#### EXERCISE:
What lines in the data below mention the string "Denver"? Copy them out.

#### Items from an interface collection:
******

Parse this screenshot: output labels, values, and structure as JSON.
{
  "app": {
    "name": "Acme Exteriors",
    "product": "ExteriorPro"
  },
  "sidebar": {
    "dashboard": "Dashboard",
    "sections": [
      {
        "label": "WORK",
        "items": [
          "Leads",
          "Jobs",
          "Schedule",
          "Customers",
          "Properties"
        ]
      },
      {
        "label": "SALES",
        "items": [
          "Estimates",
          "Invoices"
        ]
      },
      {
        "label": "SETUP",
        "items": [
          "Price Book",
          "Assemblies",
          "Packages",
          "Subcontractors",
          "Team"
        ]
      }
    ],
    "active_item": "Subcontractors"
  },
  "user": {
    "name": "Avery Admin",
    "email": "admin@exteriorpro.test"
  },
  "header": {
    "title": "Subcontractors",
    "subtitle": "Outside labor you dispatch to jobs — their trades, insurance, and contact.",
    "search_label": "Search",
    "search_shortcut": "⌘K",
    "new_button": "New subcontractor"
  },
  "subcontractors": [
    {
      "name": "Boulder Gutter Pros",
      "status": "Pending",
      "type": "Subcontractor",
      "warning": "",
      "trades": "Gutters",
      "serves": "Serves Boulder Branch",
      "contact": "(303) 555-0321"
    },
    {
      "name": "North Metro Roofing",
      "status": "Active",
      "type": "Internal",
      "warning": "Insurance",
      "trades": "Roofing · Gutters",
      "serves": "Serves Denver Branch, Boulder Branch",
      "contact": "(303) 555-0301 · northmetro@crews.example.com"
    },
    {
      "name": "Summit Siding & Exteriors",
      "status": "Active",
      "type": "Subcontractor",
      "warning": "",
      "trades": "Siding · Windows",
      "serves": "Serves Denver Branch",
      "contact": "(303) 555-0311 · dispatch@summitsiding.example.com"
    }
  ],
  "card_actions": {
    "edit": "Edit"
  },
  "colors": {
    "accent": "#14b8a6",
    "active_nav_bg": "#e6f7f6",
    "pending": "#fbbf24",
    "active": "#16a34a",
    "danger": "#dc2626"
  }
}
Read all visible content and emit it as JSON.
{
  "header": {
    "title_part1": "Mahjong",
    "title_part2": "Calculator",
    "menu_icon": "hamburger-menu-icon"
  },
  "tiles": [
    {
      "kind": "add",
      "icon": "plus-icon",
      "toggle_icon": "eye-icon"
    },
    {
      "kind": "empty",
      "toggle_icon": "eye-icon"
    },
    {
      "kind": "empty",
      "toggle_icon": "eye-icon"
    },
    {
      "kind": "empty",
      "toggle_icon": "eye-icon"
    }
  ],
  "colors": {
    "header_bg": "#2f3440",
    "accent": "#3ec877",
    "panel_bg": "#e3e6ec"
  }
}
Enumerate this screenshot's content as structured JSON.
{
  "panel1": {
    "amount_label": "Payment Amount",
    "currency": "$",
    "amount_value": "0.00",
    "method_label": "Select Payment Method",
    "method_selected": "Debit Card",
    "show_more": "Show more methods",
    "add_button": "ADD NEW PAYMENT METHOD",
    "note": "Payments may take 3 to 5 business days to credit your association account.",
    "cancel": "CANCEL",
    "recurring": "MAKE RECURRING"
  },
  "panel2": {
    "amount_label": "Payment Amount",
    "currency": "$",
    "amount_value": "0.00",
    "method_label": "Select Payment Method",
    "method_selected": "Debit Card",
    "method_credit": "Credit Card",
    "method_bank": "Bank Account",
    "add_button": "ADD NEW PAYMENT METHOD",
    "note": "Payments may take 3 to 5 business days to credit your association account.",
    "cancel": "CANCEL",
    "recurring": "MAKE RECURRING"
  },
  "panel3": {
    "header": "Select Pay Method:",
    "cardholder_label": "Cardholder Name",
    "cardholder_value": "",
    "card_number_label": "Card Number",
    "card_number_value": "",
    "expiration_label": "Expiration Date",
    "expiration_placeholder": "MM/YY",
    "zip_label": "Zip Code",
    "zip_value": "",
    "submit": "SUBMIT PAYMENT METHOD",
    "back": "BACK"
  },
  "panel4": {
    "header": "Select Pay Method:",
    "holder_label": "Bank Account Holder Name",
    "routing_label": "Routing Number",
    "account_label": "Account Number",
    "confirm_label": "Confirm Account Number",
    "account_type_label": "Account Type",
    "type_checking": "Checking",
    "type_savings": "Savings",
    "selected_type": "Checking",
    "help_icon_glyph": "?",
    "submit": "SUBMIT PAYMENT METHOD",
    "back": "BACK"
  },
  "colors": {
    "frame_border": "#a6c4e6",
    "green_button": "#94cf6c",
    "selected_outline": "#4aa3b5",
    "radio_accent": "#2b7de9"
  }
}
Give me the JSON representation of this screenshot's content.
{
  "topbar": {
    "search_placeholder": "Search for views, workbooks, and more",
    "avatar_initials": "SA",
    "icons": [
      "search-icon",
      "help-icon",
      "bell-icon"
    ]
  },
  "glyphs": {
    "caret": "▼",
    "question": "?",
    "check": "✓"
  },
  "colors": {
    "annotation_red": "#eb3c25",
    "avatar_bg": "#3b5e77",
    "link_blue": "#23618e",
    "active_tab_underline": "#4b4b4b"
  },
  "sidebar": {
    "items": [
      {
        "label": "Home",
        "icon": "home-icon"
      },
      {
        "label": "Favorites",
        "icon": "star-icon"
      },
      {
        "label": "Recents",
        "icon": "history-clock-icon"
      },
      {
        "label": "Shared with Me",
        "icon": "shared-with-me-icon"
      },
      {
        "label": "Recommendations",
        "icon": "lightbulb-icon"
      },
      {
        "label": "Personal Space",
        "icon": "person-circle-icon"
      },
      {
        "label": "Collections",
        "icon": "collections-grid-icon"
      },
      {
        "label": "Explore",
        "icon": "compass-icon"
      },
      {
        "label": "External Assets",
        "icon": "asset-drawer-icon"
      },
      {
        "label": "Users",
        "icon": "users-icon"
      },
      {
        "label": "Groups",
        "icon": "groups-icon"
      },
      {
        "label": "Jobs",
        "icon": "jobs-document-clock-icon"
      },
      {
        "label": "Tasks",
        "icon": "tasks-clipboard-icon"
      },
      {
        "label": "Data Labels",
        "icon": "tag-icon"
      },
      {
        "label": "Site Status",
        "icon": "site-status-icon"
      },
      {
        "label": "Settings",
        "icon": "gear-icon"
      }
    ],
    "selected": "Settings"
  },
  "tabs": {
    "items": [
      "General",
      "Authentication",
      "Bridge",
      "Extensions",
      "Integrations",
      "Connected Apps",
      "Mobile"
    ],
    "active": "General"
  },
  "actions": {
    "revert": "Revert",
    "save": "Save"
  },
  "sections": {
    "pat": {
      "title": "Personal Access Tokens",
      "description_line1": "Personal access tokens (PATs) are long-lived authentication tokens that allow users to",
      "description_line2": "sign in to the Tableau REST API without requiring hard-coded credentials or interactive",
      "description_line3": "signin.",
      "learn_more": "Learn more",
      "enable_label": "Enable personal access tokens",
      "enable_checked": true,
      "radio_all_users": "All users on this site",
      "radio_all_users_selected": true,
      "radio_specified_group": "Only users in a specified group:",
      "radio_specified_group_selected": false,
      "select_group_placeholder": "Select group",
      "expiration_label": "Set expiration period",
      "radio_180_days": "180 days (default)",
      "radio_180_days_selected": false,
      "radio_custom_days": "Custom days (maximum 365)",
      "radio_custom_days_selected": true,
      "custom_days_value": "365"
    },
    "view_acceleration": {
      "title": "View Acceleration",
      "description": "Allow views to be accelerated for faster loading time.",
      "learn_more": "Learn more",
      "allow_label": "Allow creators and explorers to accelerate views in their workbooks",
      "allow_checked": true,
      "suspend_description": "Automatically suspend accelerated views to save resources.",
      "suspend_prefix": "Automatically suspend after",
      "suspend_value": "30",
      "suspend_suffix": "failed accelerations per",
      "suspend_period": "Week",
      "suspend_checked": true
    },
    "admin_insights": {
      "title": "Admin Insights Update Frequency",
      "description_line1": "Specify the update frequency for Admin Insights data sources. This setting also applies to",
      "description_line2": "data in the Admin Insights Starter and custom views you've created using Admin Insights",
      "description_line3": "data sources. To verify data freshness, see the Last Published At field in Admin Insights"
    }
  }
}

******

#### SOLUTION TO THIS TASK:
      "serves": "Serves Denver Branch, Boulder Branch",
      "serves": "Serves Denver Branch",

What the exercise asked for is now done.